[DATASET CONTENT]
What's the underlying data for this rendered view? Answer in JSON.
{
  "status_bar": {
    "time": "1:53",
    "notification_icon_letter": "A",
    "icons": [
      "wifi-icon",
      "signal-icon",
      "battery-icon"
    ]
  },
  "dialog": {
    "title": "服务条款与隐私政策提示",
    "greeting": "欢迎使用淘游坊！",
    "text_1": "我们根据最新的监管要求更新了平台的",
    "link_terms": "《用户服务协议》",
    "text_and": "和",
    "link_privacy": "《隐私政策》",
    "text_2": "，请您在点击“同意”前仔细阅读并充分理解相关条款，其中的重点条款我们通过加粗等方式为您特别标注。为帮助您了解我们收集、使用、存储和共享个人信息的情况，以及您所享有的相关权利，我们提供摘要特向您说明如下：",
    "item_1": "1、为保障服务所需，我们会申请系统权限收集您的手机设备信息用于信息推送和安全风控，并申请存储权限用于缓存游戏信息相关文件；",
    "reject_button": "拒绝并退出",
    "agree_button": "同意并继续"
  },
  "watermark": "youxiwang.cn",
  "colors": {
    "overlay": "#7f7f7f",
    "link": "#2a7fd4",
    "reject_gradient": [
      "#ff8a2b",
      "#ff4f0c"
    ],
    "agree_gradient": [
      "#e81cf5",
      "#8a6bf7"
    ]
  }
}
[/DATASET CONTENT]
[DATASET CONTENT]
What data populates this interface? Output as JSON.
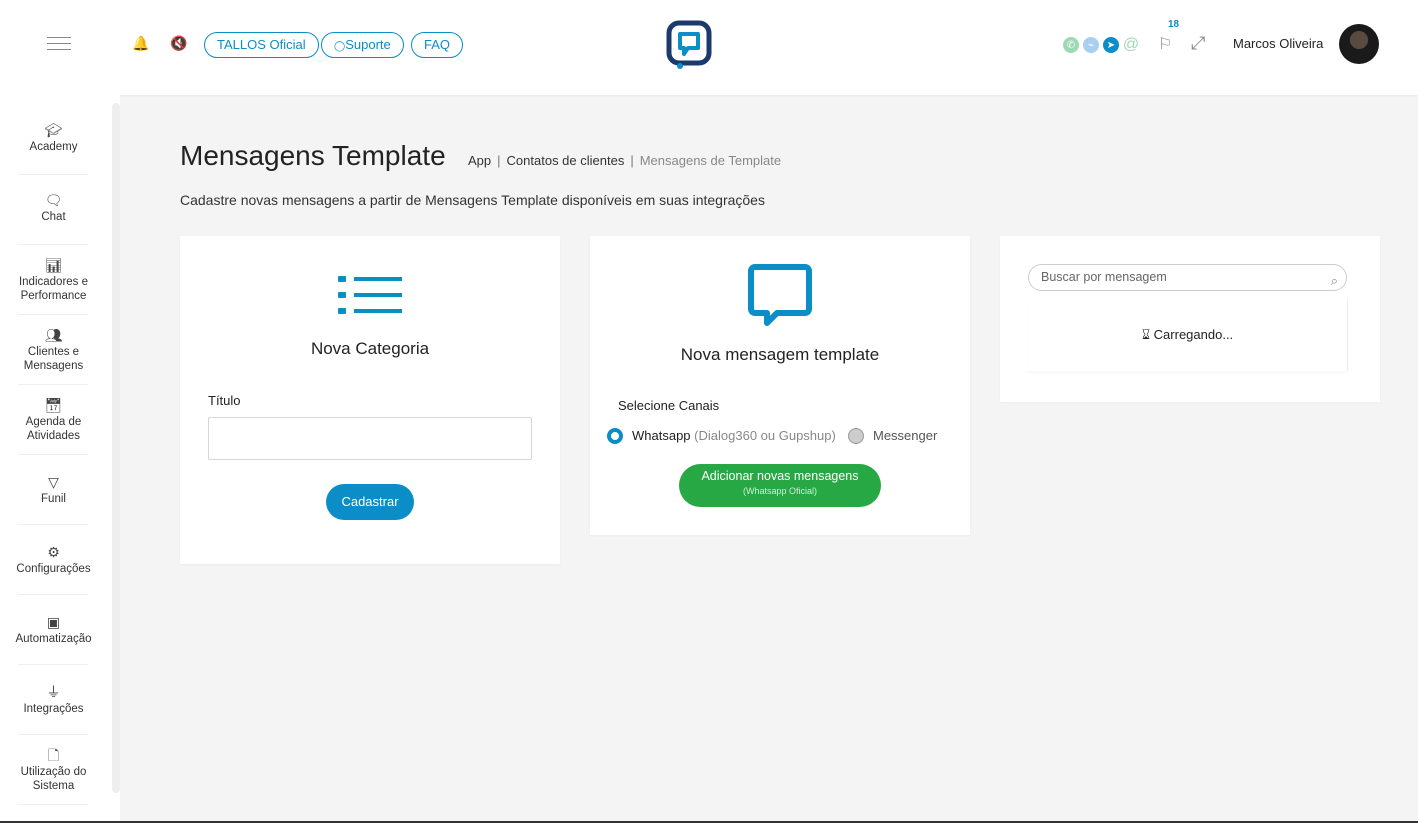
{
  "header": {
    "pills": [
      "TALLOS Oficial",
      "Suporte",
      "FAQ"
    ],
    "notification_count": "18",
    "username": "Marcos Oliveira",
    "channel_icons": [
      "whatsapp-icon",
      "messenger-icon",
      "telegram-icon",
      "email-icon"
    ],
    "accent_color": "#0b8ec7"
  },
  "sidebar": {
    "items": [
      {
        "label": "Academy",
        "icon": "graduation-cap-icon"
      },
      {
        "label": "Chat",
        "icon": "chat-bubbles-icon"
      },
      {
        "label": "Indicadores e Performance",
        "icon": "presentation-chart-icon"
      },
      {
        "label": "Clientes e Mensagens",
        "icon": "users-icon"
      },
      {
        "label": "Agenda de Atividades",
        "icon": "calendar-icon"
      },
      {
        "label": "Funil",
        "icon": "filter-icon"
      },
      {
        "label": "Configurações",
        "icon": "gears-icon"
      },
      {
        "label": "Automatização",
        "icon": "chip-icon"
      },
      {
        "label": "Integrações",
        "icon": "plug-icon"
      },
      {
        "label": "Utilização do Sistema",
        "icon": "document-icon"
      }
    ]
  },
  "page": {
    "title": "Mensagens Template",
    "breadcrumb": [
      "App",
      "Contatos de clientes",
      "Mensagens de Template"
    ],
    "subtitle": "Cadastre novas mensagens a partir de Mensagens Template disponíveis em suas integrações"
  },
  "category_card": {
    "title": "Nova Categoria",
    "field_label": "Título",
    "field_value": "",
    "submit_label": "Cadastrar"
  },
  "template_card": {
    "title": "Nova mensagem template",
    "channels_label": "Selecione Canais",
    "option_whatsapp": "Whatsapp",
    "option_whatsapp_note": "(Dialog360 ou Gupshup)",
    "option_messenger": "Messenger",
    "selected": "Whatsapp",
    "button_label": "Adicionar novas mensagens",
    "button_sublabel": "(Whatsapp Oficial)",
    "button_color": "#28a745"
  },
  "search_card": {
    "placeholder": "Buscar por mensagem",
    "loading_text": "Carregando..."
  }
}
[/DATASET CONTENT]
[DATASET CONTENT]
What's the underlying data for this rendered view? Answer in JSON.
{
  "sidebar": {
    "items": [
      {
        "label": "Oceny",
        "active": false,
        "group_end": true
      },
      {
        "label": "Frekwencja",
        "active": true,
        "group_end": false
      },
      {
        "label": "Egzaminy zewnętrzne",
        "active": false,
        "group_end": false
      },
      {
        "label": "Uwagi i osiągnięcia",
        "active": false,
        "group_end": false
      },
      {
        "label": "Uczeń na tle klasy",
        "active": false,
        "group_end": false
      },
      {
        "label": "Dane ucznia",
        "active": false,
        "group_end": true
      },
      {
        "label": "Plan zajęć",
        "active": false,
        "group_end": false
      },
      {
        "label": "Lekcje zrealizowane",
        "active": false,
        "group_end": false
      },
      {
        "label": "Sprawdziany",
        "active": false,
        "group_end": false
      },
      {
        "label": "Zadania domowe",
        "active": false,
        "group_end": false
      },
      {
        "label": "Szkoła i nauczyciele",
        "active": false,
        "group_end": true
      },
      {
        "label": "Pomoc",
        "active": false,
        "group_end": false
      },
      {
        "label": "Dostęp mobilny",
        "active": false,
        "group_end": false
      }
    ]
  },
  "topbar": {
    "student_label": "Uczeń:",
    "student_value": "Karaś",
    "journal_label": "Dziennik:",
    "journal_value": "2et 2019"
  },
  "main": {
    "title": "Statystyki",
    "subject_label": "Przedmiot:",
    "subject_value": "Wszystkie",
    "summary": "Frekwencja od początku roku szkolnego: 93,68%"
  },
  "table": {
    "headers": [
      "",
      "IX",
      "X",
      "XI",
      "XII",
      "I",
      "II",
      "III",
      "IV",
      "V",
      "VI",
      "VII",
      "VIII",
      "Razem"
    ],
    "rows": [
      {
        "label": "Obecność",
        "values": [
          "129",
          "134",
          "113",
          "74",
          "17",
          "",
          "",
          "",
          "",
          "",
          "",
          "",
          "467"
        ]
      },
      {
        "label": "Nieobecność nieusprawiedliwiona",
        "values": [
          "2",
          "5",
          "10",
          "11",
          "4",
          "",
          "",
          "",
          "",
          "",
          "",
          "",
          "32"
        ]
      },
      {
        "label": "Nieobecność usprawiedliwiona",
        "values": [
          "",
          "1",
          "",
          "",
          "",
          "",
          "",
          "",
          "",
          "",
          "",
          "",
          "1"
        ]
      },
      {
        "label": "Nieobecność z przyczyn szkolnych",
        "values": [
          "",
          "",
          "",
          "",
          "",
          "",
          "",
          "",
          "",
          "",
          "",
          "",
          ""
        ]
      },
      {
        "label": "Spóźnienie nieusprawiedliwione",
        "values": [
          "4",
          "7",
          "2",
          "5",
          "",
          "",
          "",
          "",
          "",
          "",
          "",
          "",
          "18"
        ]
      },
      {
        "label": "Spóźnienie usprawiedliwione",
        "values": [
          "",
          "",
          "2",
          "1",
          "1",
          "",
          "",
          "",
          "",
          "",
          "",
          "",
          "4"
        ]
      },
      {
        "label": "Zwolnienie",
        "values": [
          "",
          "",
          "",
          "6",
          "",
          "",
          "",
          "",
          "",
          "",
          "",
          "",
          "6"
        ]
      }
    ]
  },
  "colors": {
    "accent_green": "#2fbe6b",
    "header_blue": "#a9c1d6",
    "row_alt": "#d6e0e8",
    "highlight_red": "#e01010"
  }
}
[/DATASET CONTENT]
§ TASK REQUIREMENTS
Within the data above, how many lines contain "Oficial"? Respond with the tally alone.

§ YOUR SOLUTION
2